One group just as intrigued by the paint’s new use is the company distributing it. “Absolutely not,” said Michael Hudgins, when asked if he ever expected the product — normally used by oil and mining companies to protect expensive equipment against corrosion — to be a weapon in the fight against public urination. Hudgins is an account manager with Maxx Sales, the Ultra Tech distributor that sold the coating to Hamburg and San Francisco. “We’re still laughing about it. Public urination is an issue many people have a problem with, and if we can help, we want to do that. Anytime there’s a moisture problem, we know this is potentially a solution.”
In San Francisco, Public Works plans to keep using the paint. But they recognize it’s a stopgap to the larger problem: The city needs more public bathrooms. As part of a new initiative called Pit Stop, they’ve started installing toilets across the city staffed by attendants to keep them from being used for sleeping, sex or drugs. Currently, there are 11, but they’re only open until 9 p.m. at the latest. The goal is to open as many as funding allows, and extend hours. Pee paint is a good deterrent, but the expensive bathrooms — each costs about $100,000 annually to maintain — are the real solution, according to Gordon.
“We did a poop survey when we started the Pit Stop — like, where are the piles of human feces — and we found a lot of them were between parked cars, fire exits, places where people could have a semblance of privacy,” said Gordon.
“You don’t want to have to squat between parked cars. You want somewhere where you can go. We want to give people appropriate places. It’s human dignity to give people a place where they can go. Really, it’s dignity.”

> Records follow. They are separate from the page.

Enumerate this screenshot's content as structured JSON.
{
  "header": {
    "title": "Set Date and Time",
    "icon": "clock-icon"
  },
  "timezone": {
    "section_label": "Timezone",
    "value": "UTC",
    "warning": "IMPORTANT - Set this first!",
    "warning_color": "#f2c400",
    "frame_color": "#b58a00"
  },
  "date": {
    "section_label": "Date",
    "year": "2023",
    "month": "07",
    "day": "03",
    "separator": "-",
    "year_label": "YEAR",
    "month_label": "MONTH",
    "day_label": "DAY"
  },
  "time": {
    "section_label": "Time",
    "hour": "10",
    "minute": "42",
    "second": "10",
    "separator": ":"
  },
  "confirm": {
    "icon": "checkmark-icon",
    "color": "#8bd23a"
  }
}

Shelby Pope is a writer in Oakland who has contributed to Lucky Peach, NPR’s The Salt, and Refinery29.